Task prompt – A line qualifies if it holds the string "much". Copy every qualifying line from the records.

Entries from a dataset of interfaces –
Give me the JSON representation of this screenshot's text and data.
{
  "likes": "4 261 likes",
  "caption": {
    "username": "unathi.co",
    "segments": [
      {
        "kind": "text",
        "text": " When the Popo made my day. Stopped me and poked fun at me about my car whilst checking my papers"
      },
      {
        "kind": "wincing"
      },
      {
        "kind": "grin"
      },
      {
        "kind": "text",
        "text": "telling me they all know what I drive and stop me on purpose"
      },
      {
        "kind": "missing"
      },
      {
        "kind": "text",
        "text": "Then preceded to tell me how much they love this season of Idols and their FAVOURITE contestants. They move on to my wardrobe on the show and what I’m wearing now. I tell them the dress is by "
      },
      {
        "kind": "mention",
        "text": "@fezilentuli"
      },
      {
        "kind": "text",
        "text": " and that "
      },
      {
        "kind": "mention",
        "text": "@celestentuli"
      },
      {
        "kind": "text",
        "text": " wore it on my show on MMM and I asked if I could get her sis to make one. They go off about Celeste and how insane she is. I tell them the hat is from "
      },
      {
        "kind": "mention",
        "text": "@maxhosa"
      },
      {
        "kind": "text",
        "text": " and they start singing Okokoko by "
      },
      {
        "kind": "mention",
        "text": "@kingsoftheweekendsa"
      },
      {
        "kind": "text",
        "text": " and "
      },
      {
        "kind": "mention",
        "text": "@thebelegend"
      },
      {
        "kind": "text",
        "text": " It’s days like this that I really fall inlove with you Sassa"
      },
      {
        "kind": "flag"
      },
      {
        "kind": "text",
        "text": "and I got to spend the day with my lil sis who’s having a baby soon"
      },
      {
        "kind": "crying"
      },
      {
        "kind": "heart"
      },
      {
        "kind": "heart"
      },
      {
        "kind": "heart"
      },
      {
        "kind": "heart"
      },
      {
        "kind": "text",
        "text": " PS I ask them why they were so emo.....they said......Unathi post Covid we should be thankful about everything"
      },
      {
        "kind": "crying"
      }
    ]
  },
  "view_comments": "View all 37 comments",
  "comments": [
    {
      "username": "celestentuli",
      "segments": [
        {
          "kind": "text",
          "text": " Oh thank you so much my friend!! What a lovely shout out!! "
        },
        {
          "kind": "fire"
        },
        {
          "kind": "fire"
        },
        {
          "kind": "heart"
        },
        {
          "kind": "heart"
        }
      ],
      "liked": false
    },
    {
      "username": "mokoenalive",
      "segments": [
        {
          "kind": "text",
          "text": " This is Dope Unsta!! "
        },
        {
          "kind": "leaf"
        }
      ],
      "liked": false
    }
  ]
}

Written reply –
        "text": "Then preceded to tell me how much they love this season of Idols and their FAVOURITE contestants. They move on to my wardrobe on the show and what I’m wearing now. I tell them the dress is by "
          "text": " Oh thank you so much my friend!! What a lovely shout out!! "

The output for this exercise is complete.